EXERCISE DESCRIPTION -
From first line to last, copy the material below exactly.

GIVEN INFORMATION -
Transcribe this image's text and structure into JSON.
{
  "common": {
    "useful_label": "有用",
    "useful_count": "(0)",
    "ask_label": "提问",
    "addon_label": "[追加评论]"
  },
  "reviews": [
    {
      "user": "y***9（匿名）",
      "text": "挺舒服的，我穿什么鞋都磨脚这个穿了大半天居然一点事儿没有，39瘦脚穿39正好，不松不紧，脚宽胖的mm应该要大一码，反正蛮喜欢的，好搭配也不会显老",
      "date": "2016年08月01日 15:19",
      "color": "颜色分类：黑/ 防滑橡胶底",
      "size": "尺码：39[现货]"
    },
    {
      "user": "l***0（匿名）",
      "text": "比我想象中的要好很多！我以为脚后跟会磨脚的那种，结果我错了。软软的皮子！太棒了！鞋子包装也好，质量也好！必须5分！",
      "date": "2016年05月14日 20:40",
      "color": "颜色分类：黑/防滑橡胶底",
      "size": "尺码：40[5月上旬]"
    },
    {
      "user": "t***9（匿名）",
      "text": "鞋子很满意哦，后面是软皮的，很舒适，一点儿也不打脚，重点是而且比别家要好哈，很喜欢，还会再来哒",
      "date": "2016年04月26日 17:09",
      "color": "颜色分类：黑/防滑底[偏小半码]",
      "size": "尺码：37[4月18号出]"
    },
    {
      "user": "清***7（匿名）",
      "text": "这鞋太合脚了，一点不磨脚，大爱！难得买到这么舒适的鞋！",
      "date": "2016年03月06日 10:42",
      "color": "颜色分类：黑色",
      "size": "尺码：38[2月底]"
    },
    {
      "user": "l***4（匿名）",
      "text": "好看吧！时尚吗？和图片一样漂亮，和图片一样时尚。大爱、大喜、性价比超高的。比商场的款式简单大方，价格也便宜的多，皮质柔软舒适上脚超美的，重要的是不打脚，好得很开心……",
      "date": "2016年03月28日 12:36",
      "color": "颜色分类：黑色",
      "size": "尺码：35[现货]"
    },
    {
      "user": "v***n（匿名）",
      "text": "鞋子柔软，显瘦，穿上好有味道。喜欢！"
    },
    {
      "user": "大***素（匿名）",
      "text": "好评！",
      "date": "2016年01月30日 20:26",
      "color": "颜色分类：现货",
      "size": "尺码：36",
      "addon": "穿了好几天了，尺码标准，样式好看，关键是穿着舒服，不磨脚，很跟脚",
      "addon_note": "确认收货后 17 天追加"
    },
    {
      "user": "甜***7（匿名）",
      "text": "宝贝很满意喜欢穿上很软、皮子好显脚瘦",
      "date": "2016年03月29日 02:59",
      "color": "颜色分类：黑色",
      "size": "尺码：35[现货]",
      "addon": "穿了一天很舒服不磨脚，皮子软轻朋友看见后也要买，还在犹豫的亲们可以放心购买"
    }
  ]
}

REPLY -
Transcribe this image's text and structure into JSON.
{
  "common": {
    "useful_label": "有用",
    "useful_count": "(0)",
    "ask_label": "提问",
    "addon_label": "[追加评论]"
  },
  "reviews": [
    {
      "user": "y***9（匿名）",
      "text": "挺舒服的，我穿什么鞋都磨脚这个穿了大半天居然一点事儿没有，39瘦脚穿39正好，不松不紧，脚宽胖的mm应该要大一码，反正蛮喜欢的，好搭配也不会显老",
      "date": "2016年08月01日 15:19",
      "color": "颜色分类：黑/ 防滑橡胶底",
      "size": "尺码：39[现货]"
    },
    {
      "user": "l***0（匿名）",
      "text": "比我想象中的要好很多！我以为脚后跟会磨脚的那种，结果我错了。软软的皮子！太棒了！鞋子包装也好，质量也好！必须5分！",
      "date": "2016年05月14日 20:40",
      "color": "颜色分类：黑/防滑橡胶底",
      "size": "尺码：40[5月上旬]"
    },
    {
      "user": "t***9（匿名）",
      "text": "鞋子很满意哦，后面是软皮的，很舒适，一点儿也不打脚，重点是而且比别家要好哈，很喜欢，还会再来哒",
      "date": "2016年04月26日 17:09",
      "color": "颜色分类：黑/防滑底[偏小半码]",
      "size": "尺码：37[4月18号出]"
    },
    {
      "user": "清***7（匿名）",
      "text": "这鞋太合脚了，一点不磨脚，大爱！难得买到这么舒适的鞋！",
      "date": "2016年03月06日 10:42",
      "color": "颜色分类：黑色",
      "size": "尺码：38[2月底]"
    },
    {
      "user": "l***4（匿名）",
      "text": "好看吧！时尚吗？和图片一样漂亮，和图片一样时尚。大爱、大喜、性价比超高的。比商场的款式简单大方，价格也便宜的多，皮质柔软舒适上脚超美的，重要的是不打脚，好得很开心……",
      "date": "2016年03月28日 12:36",
      "color": "颜色分类：黑色",
      "size": "尺码：35[现货]"
    },
    {
      "user": "v***n（匿名）",
      "text": "鞋子柔软，显瘦，穿上好有味道。喜欢！"
    },
    {
      "user": "大***素（匿名）",
      "text": "好评！",
      "date": "2016年01月30日 20:26",
      "color": "颜色分类：现货",
      "size": "尺码：36",
      "addon": "穿了好几天了，尺码标准，样式好看，关键是穿着舒服，不磨脚，很跟脚",
      "addon_note": "确认收货后 17 天追加"
    },
    {
      "user": "甜***7（匿名）",
      "text": "宝贝很满意喜欢穿上很软、皮子好显脚瘦",
      "date": "2016年03月29日 02:59",
      "color": "颜色分类：黑色",
      "size": "尺码：35[现货]",
      "addon": "穿了一天很舒服不磨脚，皮子软轻朋友看见后也要买，还在犹豫的亲们可以放心购买"
    }
  ]
}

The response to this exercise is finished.